Camden County Freeholder Blasts USDA’s Proposal To Cut SNAP Benefits

Camden County Freeholder Carmen Rodriguez Photo Credit: Camden County

CAMDEN, N.J. — Camden County Freeholder Carmen Rodriguez slammed the US Department of Agriculture’s (USDA) proposed rule to limit SNAP benefits calling it “yet another attempt to attack vulnerable Americans.”

“Most despicable of all, the proposal would immediately stop countless children from receiving free lunches in school, when we know that students who enter the classroom hungry are at an immediate disadvantage compared to their peers,” Rodriguez said in a statement.

Formerly known as Food Stamps, SNAP — Supplemental Nutrition Assistance Program — helps low-income families buy the groceries they need to eat a healthy diet.

Households that currently receive substantial, ongoing Temporary Assistance for Needy Families (TANF) funded benefits are automatically eligible for SNAP benefits.  The proposal will limit this automatic eligibility.

According to the USDA’s proposal, “the Food and Nutrition Act has clear parameters regarding the income and resource limits that SNAP households must meet, and categorical eligibility is intended to apply only when the conferring program has properly determined eligibility.

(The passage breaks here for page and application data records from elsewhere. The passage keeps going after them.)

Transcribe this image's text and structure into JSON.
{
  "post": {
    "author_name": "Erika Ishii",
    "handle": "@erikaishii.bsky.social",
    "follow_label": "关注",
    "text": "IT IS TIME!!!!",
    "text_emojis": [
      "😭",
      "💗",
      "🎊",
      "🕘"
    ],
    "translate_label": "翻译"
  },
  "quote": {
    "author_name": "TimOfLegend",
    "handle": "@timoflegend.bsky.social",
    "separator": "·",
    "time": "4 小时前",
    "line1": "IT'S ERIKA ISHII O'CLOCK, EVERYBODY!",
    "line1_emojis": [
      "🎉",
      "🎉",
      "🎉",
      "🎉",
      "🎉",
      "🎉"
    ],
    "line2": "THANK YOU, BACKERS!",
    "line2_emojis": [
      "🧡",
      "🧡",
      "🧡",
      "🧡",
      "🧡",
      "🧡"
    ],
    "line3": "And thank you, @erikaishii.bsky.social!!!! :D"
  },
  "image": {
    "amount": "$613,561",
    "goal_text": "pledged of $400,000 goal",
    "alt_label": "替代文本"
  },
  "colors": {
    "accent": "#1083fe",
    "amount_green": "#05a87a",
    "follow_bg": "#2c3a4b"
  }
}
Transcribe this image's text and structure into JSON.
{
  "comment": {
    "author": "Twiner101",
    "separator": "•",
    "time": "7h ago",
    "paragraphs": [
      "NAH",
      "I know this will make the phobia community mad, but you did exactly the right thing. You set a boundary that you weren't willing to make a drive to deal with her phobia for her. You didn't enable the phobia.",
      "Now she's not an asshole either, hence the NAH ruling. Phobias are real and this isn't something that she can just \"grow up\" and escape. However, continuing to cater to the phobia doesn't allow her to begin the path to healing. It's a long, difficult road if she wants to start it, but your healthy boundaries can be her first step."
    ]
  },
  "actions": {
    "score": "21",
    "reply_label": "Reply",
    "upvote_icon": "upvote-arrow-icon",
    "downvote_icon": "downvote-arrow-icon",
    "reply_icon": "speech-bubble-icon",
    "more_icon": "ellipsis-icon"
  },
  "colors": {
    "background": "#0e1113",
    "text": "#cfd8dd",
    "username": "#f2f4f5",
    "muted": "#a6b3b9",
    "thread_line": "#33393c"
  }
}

Extending categorical eligibility to participants who have not been screened for eligibility compromises program integrity and reduces public confidence that benefits are being provided to eligible households.”

Rodriguez sees the “categorical eligibility” as giving states more flexibility.

“The ‘categorical eligibility’ program, which the administration is planning to eliminate, allows states to adjust the requirements for SNAP so that families who are already eligible for certain other forms of support (such as TANF) are immediately eligible for nutritional support as well,” she said.

Rodriguez is concerned that an abrupt stop to nutrition benefits would adversely affect the nearly 29,000 recipients in Camden County as well as millions of low-income households across the country.

“Eliminating this technical, but critical, part of the program would mean suddenly stopping SNAP assistance to approximately three million Americans, including here in Camden County,” Rodriguez said.  “By the administration’s estimate, 80 percent of these individuals would lose their benefits solely on the grounds that they have generated personal savings and therefore fail the ‘asset test’ waived by nearly all states that utilize categorical eligibility.”

Rodriguez said that the Freeholder Board is “committed to protecting society’s most vulnerable citizens, which includes children and individuals with low incomes.”

“If the [Trump] administration has any interest at all in that goal, it must abandon this misguided and destructive position,” she said.